LA Jazz Scene Curtis CD Review

L.A. Jazz Scene
May 1999 Issue #141

Released a little over a year ago by local guitarist Curtis, this session recalls instrumental jazz-rock bands that have captured wide audiences from the 1950’s to the present. Somewhat mellow and closer to the blues than your standard electric rock guitarist, Curtis’ sound carries with it echoes of the instrument that almost everyone has wanted to play at one time or another. How can anyone forget The Ventures, The Champs The Tornadoes, The Beatles, and virtuosos such as Jimi Hendrix and Eddie Van Halen? Curtis’ influences include Pink Floyd, the Police and Jeff Beck.

A native of Glendale, the guitarist plays his own songs with some overdubs and the support of a few guests. “Adrenaline Ruin’s the Meat” is pumped up with a driving repetition. It features anxious guitar squeals from the leader and a stirring drum solo from Scott Shepherd. Using multi-tracked acoustic guitars for “That We May Pray Without Words”, Curtis exposes a subtle tango pattern, while “Peter Pan Syndrome” ties electronic whiz-bang effects with nursery rhymes.

The two vocal numbers, “I’m Not Going Back Again” and “The River” present the artist as a pop singer, aligned with the Grunge genre, and offering somber lyrics designed to allow time for the listener to consider their meaning. “Tropic of Cancer” settles in with over-dubbed electric guitars and bass for a picture-perfect scene of some distant land where one’s troubles will surely melt away.

Similarly, “Remember to Breathe” paints a picture of New Adult Contemporary scenery with landscapes that pass you by during your drive in the country. Michel Legrand’s “The Summer Knows” serves as the album’s highest point.
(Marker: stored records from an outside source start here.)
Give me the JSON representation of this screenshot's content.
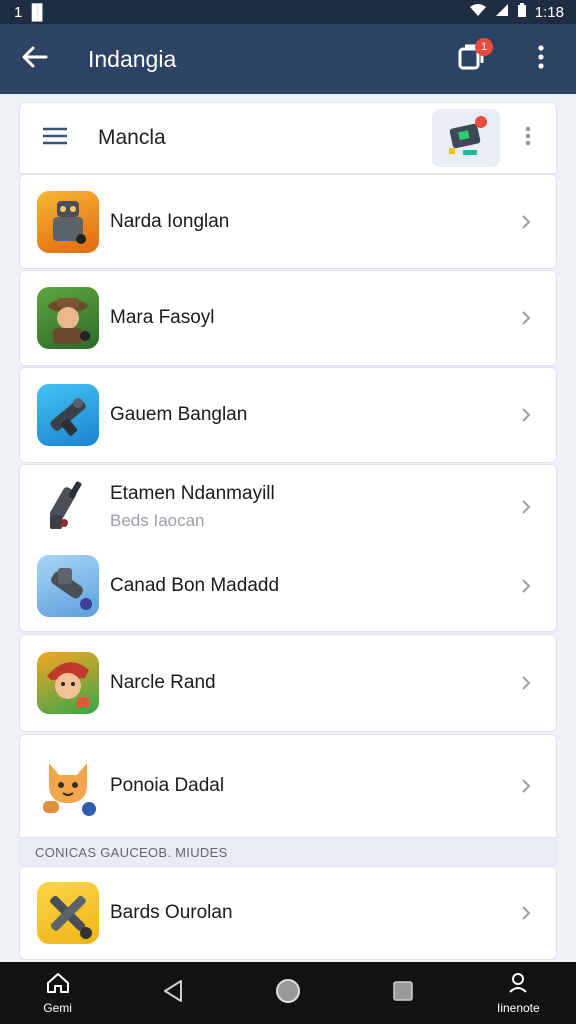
{
  "status_bar": {
    "left_text": "1 ▐▌",
    "time": "1:18"
  },
  "app_bar": {
    "title": "Indangia",
    "notification_count": "1"
  },
  "header": {
    "title": "Mancla"
  },
  "items": [
    {
      "name": "Narda Ionglan",
      "icon": "robot-icon",
      "color": "#f39c12"
    },
    {
      "name": "Mara Fasoyl",
      "icon": "explorer-icon",
      "color": "#3f8a3a"
    },
    {
      "name": "Gauem Banglan",
      "icon": "blaster-icon",
      "color": "#2ea6e0"
    },
    {
      "name": "Etamen Ndanmayill",
      "sub": "Beds Iaocan",
      "icon": "gun-icon",
      "color": "#ffffff"
    },
    {
      "name": "Canad Bon Madadd",
      "icon": "cannon-icon",
      "color": "#5ba3e0"
    },
    {
      "name": "Narcle Rand",
      "icon": "hero-icon",
      "color": "#e84c3d"
    },
    {
      "name": "Ponoia Dadal",
      "icon": "cat-icon",
      "color": "#ffffff"
    }
  ],
  "section": {
    "label": "CONICAS GAUCEOB. MIUDES"
  },
  "items2": [
    {
      "name": "Bards Ourolan",
      "icon": "crossed-guns-icon",
      "color": "#f5c21a"
    }
  ],
  "nav": {
    "home_label": "Gemi",
    "profile_label": "Iinenote"
  }
}
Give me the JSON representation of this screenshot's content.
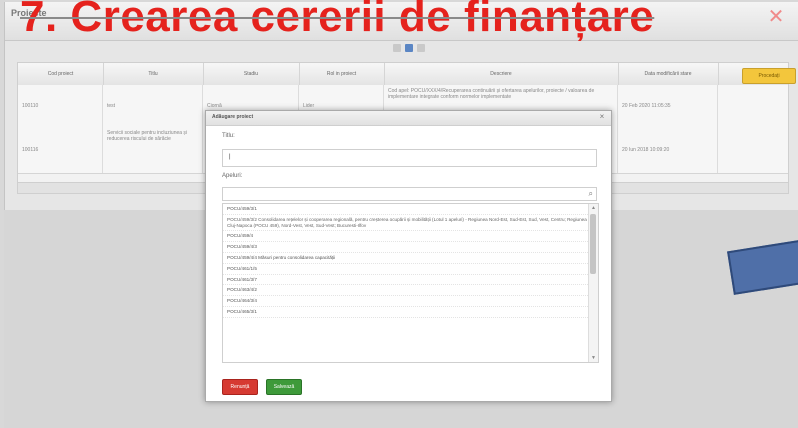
{
  "panel": {
    "title": "Proiecte"
  },
  "slide": {
    "title": "7. Crearea cererii de finanțare"
  },
  "grid": {
    "columns": [
      "Cod proiect",
      "Titlu",
      "Stadiu",
      "Rol in proiect",
      "Descriere",
      "Data modificării stare"
    ],
    "action_label": "Procedați",
    "rows": [
      {
        "code": "100110",
        "title": "test",
        "stage": "Ciornă",
        "role": "Lider",
        "description": "Cod apel: POCU/XXX/4/Recuperarea continuării și ofertarea apelurilor, proiecte / valoarea de implementare integrate conform normelor implementate",
        "date": "20 Feb 2020 11:05:35"
      },
      {
        "code": "100116",
        "title": "Servicii sociale pentru incluziunea și reducerea riscului de sărăcie",
        "stage": "",
        "role": "",
        "description": "",
        "date": "20 Iun 2018 10:09:20"
      }
    ]
  },
  "dialog": {
    "header": "Adăugare proiect",
    "title_label": "Titlu:",
    "title_value": "|",
    "calls_label": "Apeluri:",
    "calls": [
      "POCU/459/3/1",
      "POCU/459/3/2 Consolidarea rețelelor și cooperarea regională, pentru creșterea ocupării și mobilității (Lotul 1 apeluri) - Regiunea Nord-Est, Sud-Est, Sud, Vest, Centru; Regiunea Cluj-Napoca (POCU 459), Nord-Vest, Vest, Sud-Vest; Bucuresti-Ilfov",
      "POCU/459/4",
      "POCU/459/4/3",
      "POCU/459/4/4 Măsuri pentru consolidarea capacității",
      "POCU/461/1/5",
      "POCU/461/3/7",
      "POCU/463/4/2",
      "POCU/464/3/4",
      "POCU/465/3/1"
    ],
    "cancel_label": "Renunță",
    "save_label": "Salvează"
  },
  "colors": {
    "slide_title": "#e5221d",
    "cancel_button": "#d63a32",
    "save_button": "#3e9a3a",
    "action_button": "#f3c63c",
    "blue_shape": "#4f6fa8"
  }
}
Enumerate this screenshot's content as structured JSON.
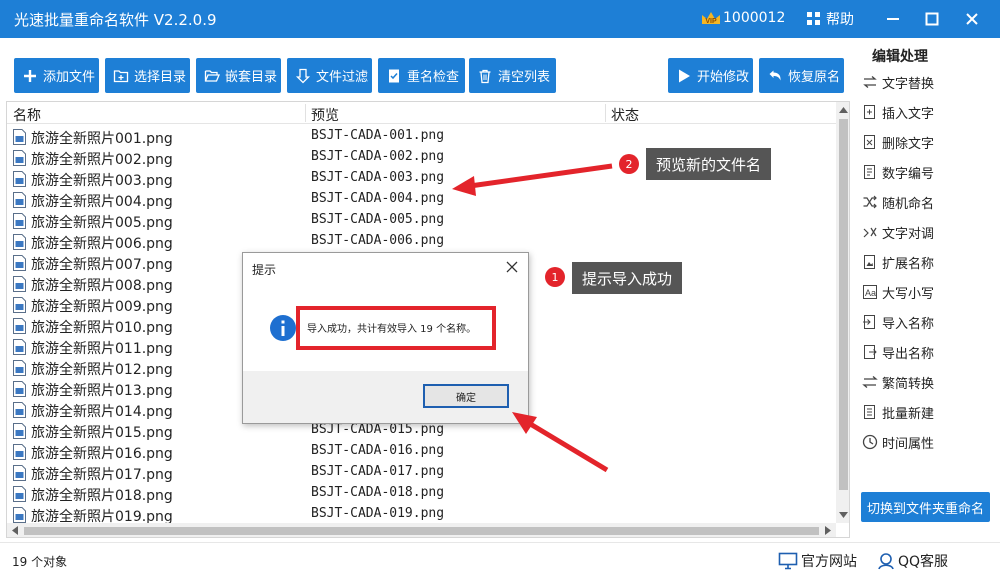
{
  "app": {
    "title": "光速批量重命名软件 V2.2.0.9",
    "user_id": "1000012",
    "help_label": "帮助"
  },
  "toolbar": {
    "add_files": "添加文件",
    "select_dir": "选择目录",
    "nested_dir": "嵌套目录",
    "file_filter": "文件过滤",
    "rename_check": "重名检查",
    "clear_list": "清空列表",
    "start_modify": "开始修改",
    "restore_names": "恢复原名"
  },
  "list": {
    "columns": {
      "name": "名称",
      "preview": "预览",
      "status": "状态"
    },
    "rows": [
      {
        "name": "旅游全新照片001.png",
        "preview": "BSJT-CADA-001.png"
      },
      {
        "name": "旅游全新照片002.png",
        "preview": "BSJT-CADA-002.png"
      },
      {
        "name": "旅游全新照片003.png",
        "preview": "BSJT-CADA-003.png"
      },
      {
        "name": "旅游全新照片004.png",
        "preview": "BSJT-CADA-004.png"
      },
      {
        "name": "旅游全新照片005.png",
        "preview": "BSJT-CADA-005.png"
      },
      {
        "name": "旅游全新照片006.png",
        "preview": "BSJT-CADA-006.png"
      },
      {
        "name": "旅游全新照片007.png",
        "preview": ""
      },
      {
        "name": "旅游全新照片008.png",
        "preview": ""
      },
      {
        "name": "旅游全新照片009.png",
        "preview": ""
      },
      {
        "name": "旅游全新照片010.png",
        "preview": ""
      },
      {
        "name": "旅游全新照片011.png",
        "preview": ""
      },
      {
        "name": "旅游全新照片012.png",
        "preview": ""
      },
      {
        "name": "旅游全新照片013.png",
        "preview": ""
      },
      {
        "name": "旅游全新照片014.png",
        "preview": ""
      },
      {
        "name": "旅游全新照片015.png",
        "preview": "BSJT-CADA-015.png"
      },
      {
        "name": "旅游全新照片016.png",
        "preview": "BSJT-CADA-016.png"
      },
      {
        "name": "旅游全新照片017.png",
        "preview": "BSJT-CADA-017.png"
      },
      {
        "name": "旅游全新照片018.png",
        "preview": "BSJT-CADA-018.png"
      },
      {
        "name": "旅游全新照片019.png",
        "preview": "BSJT-CADA-019.png"
      }
    ]
  },
  "sidebar": {
    "heading": "编辑处理",
    "items": [
      {
        "label": "文字替换",
        "icon": "replace-icon"
      },
      {
        "label": "插入文字",
        "icon": "insert-icon"
      },
      {
        "label": "删除文字",
        "icon": "delete-icon"
      },
      {
        "label": "数字编号",
        "icon": "numbering-icon"
      },
      {
        "label": "随机命名",
        "icon": "shuffle-icon"
      },
      {
        "label": "文字对调",
        "icon": "swap-icon"
      },
      {
        "label": "扩展名称",
        "icon": "extension-icon"
      },
      {
        "label": "大写小写",
        "icon": "case-icon"
      },
      {
        "label": "导入名称",
        "icon": "import-icon"
      },
      {
        "label": "导出名称",
        "icon": "export-icon"
      },
      {
        "label": "繁简转换",
        "icon": "convert-icon"
      },
      {
        "label": "批量新建",
        "icon": "batch-new-icon"
      },
      {
        "label": "时间属性",
        "icon": "clock-icon"
      }
    ],
    "switch_button": "切换到文件夹重命名"
  },
  "status": {
    "count": "19 个对象",
    "official_site": "官方网站",
    "qq_support": "QQ客服"
  },
  "dialog": {
    "title": "提示",
    "message": "导入成功，共计有效导入 19 个名称。",
    "ok": "确定"
  },
  "annotations": {
    "callout_1": {
      "number": "1",
      "text": "提示导入成功"
    },
    "callout_2": {
      "number": "2",
      "text": "预览新的文件名"
    }
  },
  "colors": {
    "primary": "#1e7fd6",
    "highlight": "#e3242b",
    "callout_bg": "#555555"
  }
}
Presented first with its familiar loping melody and then with an interesting improvised guitar chorus. The song reveals Curtis’ ability to create spontaneously and in great detail.

by Jim Santella